Battalion Chief Roger Kerr, who’s been working in the field for 30 years, said while there’s been some progress in getting people to talk about mental health and post-traumatic stress disorder thanks to awareness around military veterans and social media, there is still a stigma of being called out as having a problem.
“Most firefighters on the surface think, ‘It’s not going to bother me,’ and then there’s some run or something happens that sticks — that triggers something — and sticks with you longer than you think it should,” he said.
And unlike a military combat-type PTSD, which might be caused by a sudden, all-at-once type of experience, Kerr said PTSD for firefighters is more of a slow drip — a combination of many experiences spread out over several years that keep adding up until the bucket is full.
Some years back Kerr and Hudson conducted an interview project with retirees with the intention of hearing a funny story here or there about their time in the service. Instead, many of the men broke down while retelling stories about runs. One man regretted not being able to say goodbye to a dying relative because he was on shift. Kerr doesn’t think there was one interview where someone didn’t cry.
For Hudson, it looked as if they had been carrying ghosts, and that at some point the cork came out.
* * *
In terms of the peer support program, Kerr said the trick is knowing when is the right time to intervene and try to help. As a battalion chief, he has to walk a fine line between being there for someone and giving them space until the situation deescalates.
“Trying to find a way to break those barriers down and open up that dialogue is almost as tough as trying to figure out when to use it,” he said. “A lot of times the humor side of it gets people talking and headed down a road to where they’re more willing to open up.”
As Moore attests, firefighters helping firefighters seems to be the best received, as they tend to communicate more when it’s to someone they feel knows where they’re coming from. If he were simply to bring in a doctor, he’d have a quiet room.
The crew members look out for each other. Over time they get to know their colleagues’ family histories and, with it, their personal triggers, like in the case of one firefighter who lost his son in a car accident. His crew kept him from responding to the call and later delivered the news instead of him hearing it from the coroner.
Humor can also be healing. In addition to checking in with each other, the men at headquarters take part in their fair share of familial teasing. Members of the crew lob light-hearted jabs at each other’s expense and engage in harmless pranks like putting hot sauce in someone’s Twinkie or hiding their sweatshirt in the freezer.
For firefighter Morran, it all comes down to comfort.
“You want to work around people you can be comfortable with,” he said. “We try to make it as much a home as possible.”
Firefighter Vick Vollrath bakes on his days off and brings in treats to the station. Along with his staple of chocolate chip cookies and homemade cinnamon rolls, Vollrath makes a point to bake something for everybody’s birthday since they can’t always celebrate with their family at home.
“I try to take good care of these people," he said. "Because they take care of me.”

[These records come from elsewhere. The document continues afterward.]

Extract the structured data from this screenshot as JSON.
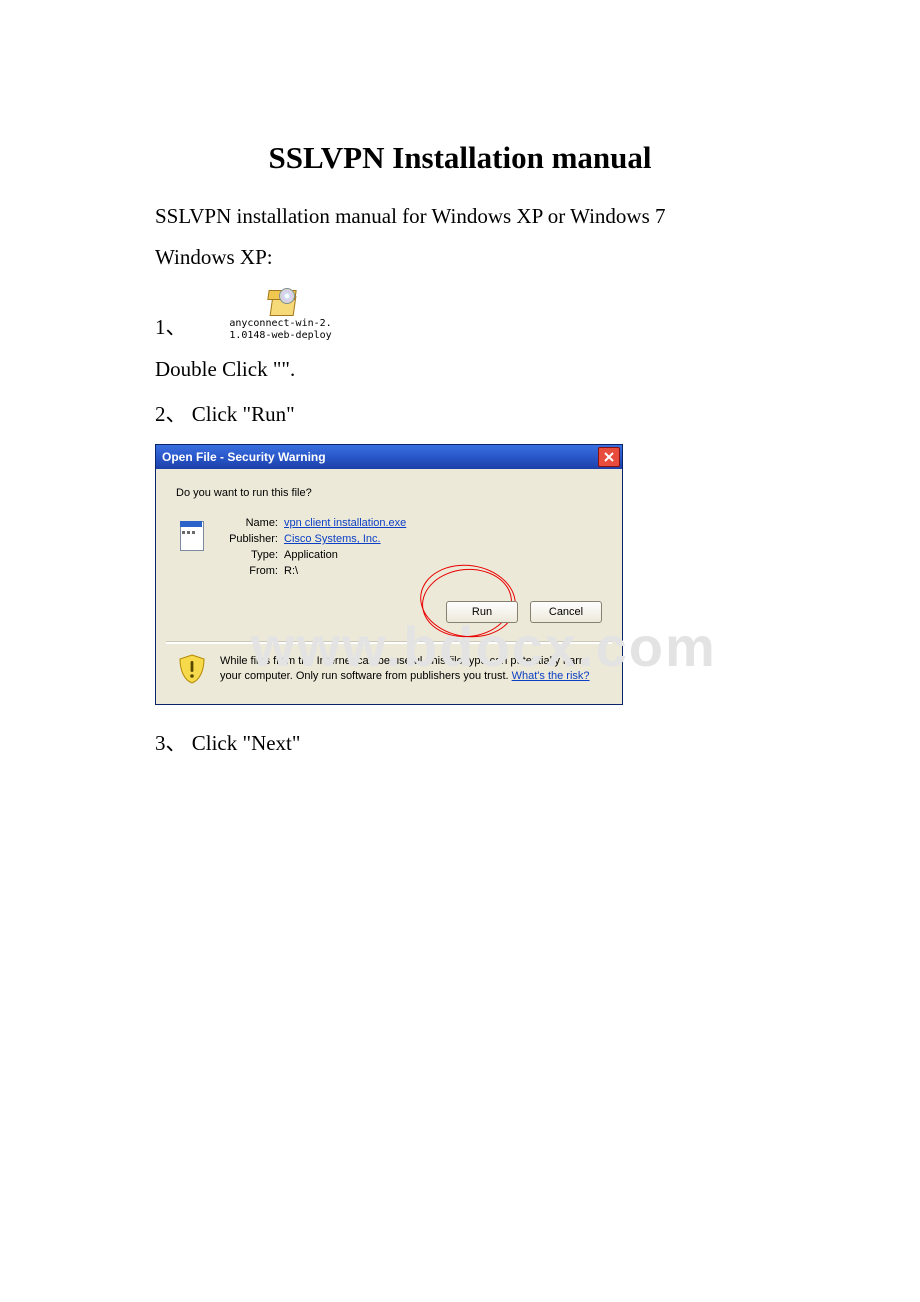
{
  "title": "SSLVPN Installation manual",
  "intro": "SSLVPN installation manual for Windows XP or Windows 7",
  "os_heading": "Windows XP:",
  "step1_marker": "1、",
  "file_icon_caption": "anyconnect-win-2.\n1.0148-web-deploy",
  "step1_text": "Double Click \"\".",
  "step2_marker": "2、",
  "step2_text": "Click \"Run\"",
  "dialog": {
    "title": "Open File - Security Warning",
    "lead": "Do you want to run this file?",
    "labels": {
      "name": "Name:",
      "publisher": "Publisher:",
      "type": "Type:",
      "from": "From:"
    },
    "values": {
      "name": "vpn client installation.exe",
      "publisher": "Cisco Systems, Inc.",
      "type": "Application",
      "from": "R:\\"
    },
    "buttons": {
      "run": "Run",
      "cancel": "Cancel"
    },
    "warning_text": "While files from the Internet can be useful, this file type can potentially harm your computer. Only run software from publishers you trust. ",
    "warning_link": "What's the risk?"
  },
  "step3_marker": "3、",
  "step3_text": "Click \"Next\"",
  "watermark": "www.bdocx.com"
}
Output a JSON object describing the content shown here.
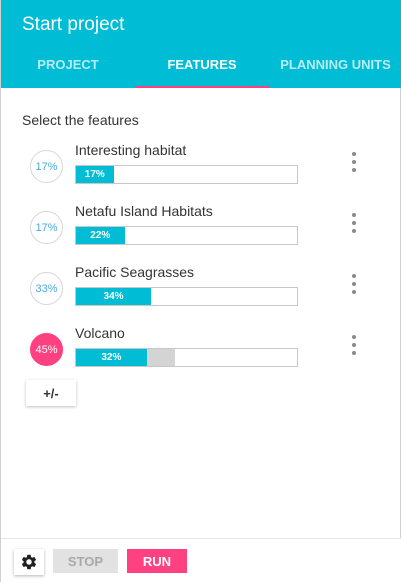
{
  "header": {
    "title": "Start project"
  },
  "tabs": [
    {
      "label": "PROJECT",
      "active": false
    },
    {
      "label": "FEATURES",
      "active": true
    },
    {
      "label": "PLANNING UNITS",
      "active": false
    }
  ],
  "section_label": "Select the features",
  "features": [
    {
      "name": "Interesting habitat",
      "badge": "17%",
      "bar_label": "17%",
      "protected_percent": 17,
      "target_percent": 17,
      "badge_highlight": false
    },
    {
      "name": "Netafu Island Habitats",
      "badge": "17%",
      "bar_label": "22%",
      "protected_percent": 22,
      "target_percent": 17,
      "badge_highlight": false
    },
    {
      "name": "Pacific Seagrasses",
      "badge": "33%",
      "bar_label": "34%",
      "protected_percent": 34,
      "target_percent": 33,
      "badge_highlight": false
    },
    {
      "name": "Volcano",
      "badge": "45%",
      "bar_label": "32%",
      "protected_percent": 32,
      "target_percent": 45,
      "badge_highlight": true
    }
  ],
  "add_remove_label": "+/-",
  "footer": {
    "settings_icon": "gear-icon",
    "stop_label": "STOP",
    "run_label": "RUN"
  },
  "colors": {
    "header": "#00bcd4",
    "accent": "#ff4081",
    "bar_fill": "#00bcd4",
    "bar_shortfall": "#d4d4d4"
  }
}
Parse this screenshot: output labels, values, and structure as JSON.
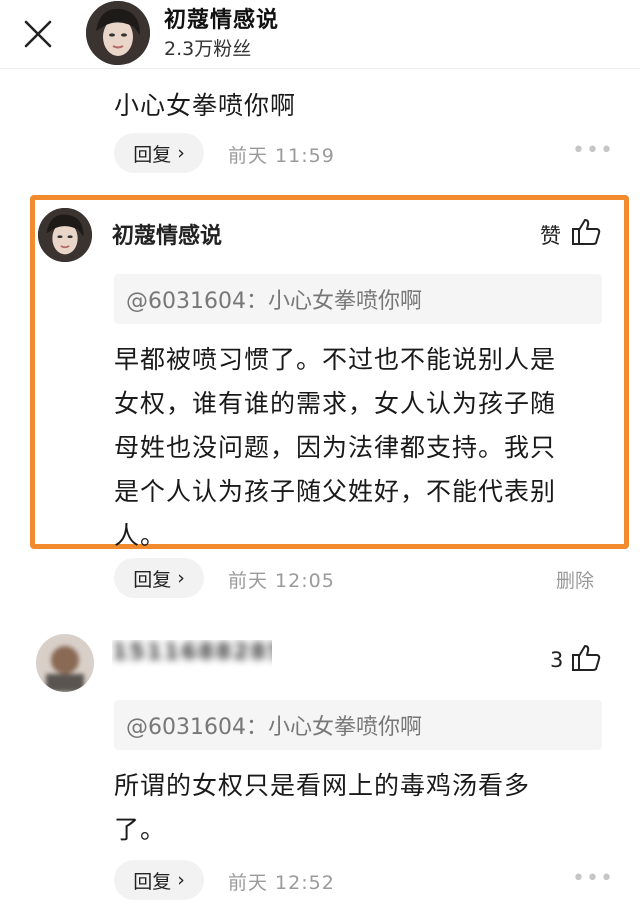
{
  "header": {
    "author_name": "初蔻情感说",
    "fans": "2.3万粉丝"
  },
  "reply_label": "回复",
  "comments": [
    {
      "text": "小心女拳喷你啊",
      "time": "前天 11:59"
    },
    {
      "author": "初蔻情感说",
      "like_label": "赞",
      "quote": "@6031604：小心女拳喷你啊",
      "text_lines": [
        "早都被喷习惯了。不过也不能说别人是",
        "女权，谁有谁的需求，女人认为孩子随",
        "母姓也没问题，因为法律都支持。我只",
        "是个人认为孩子随父姓好，不能代表别",
        "人。"
      ],
      "time": "前天 12:05",
      "delete_label": "删除"
    },
    {
      "author": "15116882851",
      "like_count": "3",
      "quote": "@6031604：小心女拳喷你啊",
      "text_lines": [
        "所谓的女权只是看网上的毒鸡汤看多",
        "了。"
      ],
      "time": "前天 12:52"
    }
  ],
  "colors": {
    "highlight_border": "#f28a2e",
    "pill_bg": "#f2f2f2",
    "quote_bg": "#f5f5f5"
  }
}
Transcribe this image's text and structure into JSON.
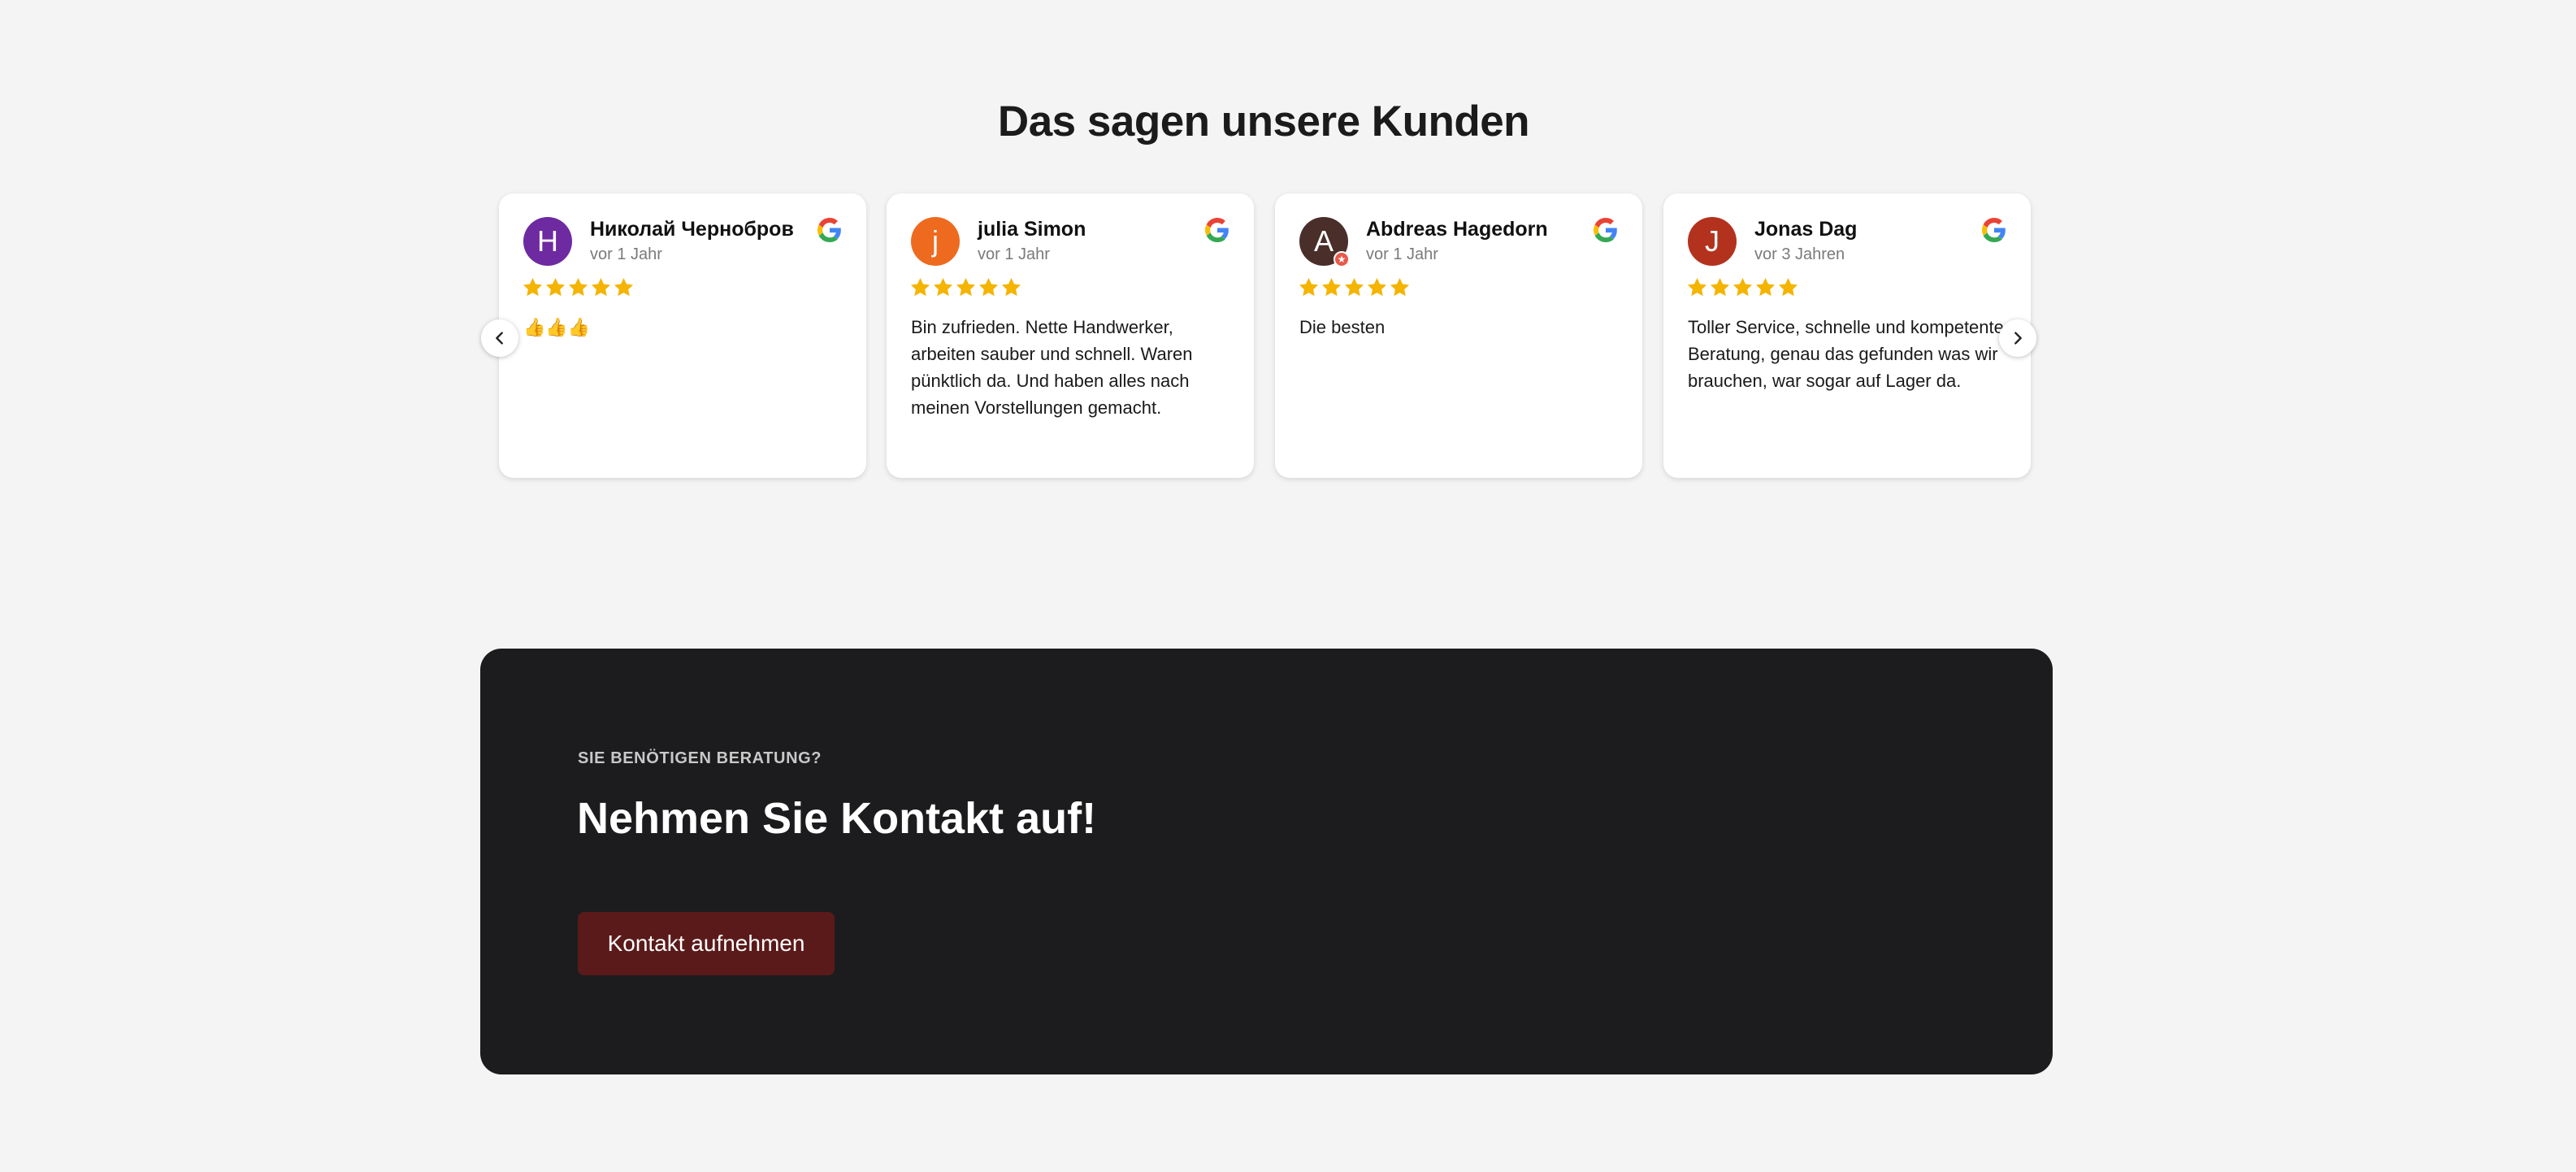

As Emerick would always say to new ambulance recruits, sometimes it just comes down to making the situation a little better because sometimes you can’t fix the whole problem.
Each day is a new day.
“Every day you have an opportunity to help,” he said. “And if you don’t have hope, you don’t have anything.”